» Problem to work on
Using the entries below, return word for word the lines from the one containing "Read all visible content and emit it as JSON." up to and including the last.

Data records for software interfaces
════════
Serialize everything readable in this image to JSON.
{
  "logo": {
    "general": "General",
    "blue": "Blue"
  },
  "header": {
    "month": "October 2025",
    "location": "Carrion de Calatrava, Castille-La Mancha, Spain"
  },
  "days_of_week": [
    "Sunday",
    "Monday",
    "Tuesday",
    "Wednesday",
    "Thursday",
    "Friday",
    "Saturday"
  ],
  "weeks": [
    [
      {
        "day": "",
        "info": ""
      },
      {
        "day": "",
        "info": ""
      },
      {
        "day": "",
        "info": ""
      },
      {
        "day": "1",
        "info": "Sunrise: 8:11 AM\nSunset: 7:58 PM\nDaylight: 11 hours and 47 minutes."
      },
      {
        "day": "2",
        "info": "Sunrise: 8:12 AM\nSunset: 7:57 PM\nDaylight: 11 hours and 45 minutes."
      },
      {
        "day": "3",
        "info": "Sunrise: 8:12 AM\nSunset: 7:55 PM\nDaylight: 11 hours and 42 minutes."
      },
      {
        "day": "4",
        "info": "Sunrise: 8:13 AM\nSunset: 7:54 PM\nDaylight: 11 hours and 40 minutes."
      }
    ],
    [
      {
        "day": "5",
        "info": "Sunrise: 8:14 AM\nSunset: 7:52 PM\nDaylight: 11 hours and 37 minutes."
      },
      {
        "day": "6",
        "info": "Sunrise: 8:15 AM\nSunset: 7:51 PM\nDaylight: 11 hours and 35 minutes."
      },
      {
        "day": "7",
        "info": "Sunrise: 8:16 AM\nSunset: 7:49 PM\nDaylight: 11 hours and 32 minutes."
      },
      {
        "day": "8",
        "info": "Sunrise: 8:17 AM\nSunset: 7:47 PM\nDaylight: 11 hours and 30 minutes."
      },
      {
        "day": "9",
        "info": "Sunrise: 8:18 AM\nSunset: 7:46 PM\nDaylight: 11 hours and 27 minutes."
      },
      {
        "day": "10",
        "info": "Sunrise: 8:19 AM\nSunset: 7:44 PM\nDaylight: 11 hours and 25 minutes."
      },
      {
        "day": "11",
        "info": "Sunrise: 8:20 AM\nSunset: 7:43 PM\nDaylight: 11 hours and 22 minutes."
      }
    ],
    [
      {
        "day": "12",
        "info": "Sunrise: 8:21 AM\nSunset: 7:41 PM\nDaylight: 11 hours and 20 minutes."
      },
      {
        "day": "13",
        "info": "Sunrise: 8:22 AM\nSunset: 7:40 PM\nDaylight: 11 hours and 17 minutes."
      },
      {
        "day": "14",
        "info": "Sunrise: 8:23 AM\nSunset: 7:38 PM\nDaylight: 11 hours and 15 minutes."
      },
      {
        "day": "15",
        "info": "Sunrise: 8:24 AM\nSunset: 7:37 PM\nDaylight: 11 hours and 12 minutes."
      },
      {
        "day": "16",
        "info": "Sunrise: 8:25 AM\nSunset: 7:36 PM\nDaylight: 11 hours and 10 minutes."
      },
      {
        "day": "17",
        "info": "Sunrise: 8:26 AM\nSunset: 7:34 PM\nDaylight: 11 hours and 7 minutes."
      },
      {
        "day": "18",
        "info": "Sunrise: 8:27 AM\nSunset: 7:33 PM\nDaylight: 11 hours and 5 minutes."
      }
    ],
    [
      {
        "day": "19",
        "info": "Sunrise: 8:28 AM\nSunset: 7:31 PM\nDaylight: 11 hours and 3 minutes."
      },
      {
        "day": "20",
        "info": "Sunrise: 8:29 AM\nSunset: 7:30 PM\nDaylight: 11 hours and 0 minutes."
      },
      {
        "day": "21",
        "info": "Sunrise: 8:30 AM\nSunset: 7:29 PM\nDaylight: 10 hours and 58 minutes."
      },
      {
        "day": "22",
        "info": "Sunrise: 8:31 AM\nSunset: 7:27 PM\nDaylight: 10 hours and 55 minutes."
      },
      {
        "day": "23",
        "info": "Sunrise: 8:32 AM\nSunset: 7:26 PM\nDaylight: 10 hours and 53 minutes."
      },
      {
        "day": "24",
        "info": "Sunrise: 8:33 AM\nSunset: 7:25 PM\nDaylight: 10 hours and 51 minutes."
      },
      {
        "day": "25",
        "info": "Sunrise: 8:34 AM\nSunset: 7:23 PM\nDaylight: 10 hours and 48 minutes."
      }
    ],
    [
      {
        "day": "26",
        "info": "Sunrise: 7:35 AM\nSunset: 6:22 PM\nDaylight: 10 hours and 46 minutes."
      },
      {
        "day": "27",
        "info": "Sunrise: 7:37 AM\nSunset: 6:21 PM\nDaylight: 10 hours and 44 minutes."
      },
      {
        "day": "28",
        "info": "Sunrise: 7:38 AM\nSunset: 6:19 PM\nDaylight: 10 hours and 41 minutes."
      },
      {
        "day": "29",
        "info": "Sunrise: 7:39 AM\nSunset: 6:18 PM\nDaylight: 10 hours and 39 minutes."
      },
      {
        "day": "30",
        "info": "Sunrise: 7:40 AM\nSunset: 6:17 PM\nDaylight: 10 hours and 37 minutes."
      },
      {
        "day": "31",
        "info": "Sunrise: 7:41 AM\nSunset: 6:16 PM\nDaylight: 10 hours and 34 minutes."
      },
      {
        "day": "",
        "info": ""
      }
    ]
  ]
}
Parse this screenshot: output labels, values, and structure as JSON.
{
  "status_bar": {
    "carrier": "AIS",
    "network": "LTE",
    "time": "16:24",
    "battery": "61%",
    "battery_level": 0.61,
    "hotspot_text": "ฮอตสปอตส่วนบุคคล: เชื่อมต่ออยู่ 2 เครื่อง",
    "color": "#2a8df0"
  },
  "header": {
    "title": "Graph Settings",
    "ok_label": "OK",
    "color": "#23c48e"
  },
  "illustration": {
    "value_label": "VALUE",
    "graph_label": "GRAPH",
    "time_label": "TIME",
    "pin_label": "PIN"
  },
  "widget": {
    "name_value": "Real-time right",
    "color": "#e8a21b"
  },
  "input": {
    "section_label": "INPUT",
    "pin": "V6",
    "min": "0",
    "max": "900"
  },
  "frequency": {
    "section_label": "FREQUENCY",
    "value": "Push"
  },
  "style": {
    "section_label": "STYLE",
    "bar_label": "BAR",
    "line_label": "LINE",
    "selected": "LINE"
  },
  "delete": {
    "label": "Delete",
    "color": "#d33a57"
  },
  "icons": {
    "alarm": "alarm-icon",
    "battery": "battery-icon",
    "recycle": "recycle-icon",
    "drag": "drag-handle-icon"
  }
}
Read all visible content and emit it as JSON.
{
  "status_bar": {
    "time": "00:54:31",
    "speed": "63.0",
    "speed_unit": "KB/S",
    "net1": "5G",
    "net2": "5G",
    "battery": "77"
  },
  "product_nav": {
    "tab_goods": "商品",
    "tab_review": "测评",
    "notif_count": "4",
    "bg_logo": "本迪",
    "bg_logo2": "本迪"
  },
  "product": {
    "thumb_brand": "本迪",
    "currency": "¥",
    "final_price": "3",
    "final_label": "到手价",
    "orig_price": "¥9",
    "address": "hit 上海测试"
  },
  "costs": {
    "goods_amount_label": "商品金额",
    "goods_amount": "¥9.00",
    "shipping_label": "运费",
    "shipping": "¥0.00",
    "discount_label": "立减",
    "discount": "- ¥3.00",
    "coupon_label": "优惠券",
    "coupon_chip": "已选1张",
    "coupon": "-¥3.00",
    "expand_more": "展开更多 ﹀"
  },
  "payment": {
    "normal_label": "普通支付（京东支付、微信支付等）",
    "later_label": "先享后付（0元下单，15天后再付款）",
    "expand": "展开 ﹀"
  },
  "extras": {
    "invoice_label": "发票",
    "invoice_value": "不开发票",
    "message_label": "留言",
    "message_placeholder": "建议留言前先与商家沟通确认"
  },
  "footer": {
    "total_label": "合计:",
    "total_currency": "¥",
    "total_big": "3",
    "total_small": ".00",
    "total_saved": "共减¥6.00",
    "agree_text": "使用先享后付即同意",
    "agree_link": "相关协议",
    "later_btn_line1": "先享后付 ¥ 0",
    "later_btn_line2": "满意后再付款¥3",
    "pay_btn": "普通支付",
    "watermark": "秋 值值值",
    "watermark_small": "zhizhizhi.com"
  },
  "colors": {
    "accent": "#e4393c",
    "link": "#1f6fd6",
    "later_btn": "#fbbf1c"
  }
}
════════
» Response
Read all visible content and emit it as JSON.
{
  "status_bar": {
    "time": "00:54:31",
    "speed": "63.0",
    "speed_unit": "KB/S",
    "net1": "5G",
    "net2": "5G",
    "battery": "77"
  },
  "product_nav": {
    "tab_goods": "商品",
    "tab_review": "测评",
    "notif_count": "4",
    "bg_logo": "本迪",
    "bg_logo2": "本迪"
  },
  "product": {
    "thumb_brand": "本迪",
    "currency": "¥",
    "final_price": "3",
    "final_label": "到手价",
    "orig_price": "¥9",
    "address": "hit 上海测试"
  },
  "costs": {
    "goods_amount_label": "商品金额",
    "goods_amount": "¥9.00",
    "shipping_label": "运费",
    "shipping": "¥0.00",
    "discount_label": "立减",
    "discount": "- ¥3.00",
    "coupon_label": "优惠券",
    "coupon_chip": "已选1张",
    "coupon": "-¥3.00",
    "expand_more": "展开更多 ﹀"
  },
  "payment": {
    "normal_label": "普通支付（京东支付、微信支付等）",
    "later_label": "先享后付（0元下单，15天后再付款）",
    "expand": "展开 ﹀"
  },
  "extras": {
    "invoice_label": "发票",
    "invoice_value": "不开发票",
    "message_label": "留言",
    "message_placeholder": "建议留言前先与商家沟通确认"
  },
  "footer": {
    "total_label": "合计:",
    "total_currency": "¥",
    "total_big": "3",
    "total_small": ".00",
    "total_saved": "共减¥6.00",
    "agree_text": "使用先享后付即同意",
    "agree_link": "相关协议",
    "later_btn_line1": "先享后付 ¥ 0",
    "later_btn_line2": "满意后再付款¥3",
    "pay_btn": "普通支付",
    "watermark": "秋 值值值",
    "watermark_small": "zhizhizhi.com"
  },
  "colors": {
    "accent": "#e4393c",
    "link": "#1f6fd6",
    "later_btn": "#fbbf1c"
  }
}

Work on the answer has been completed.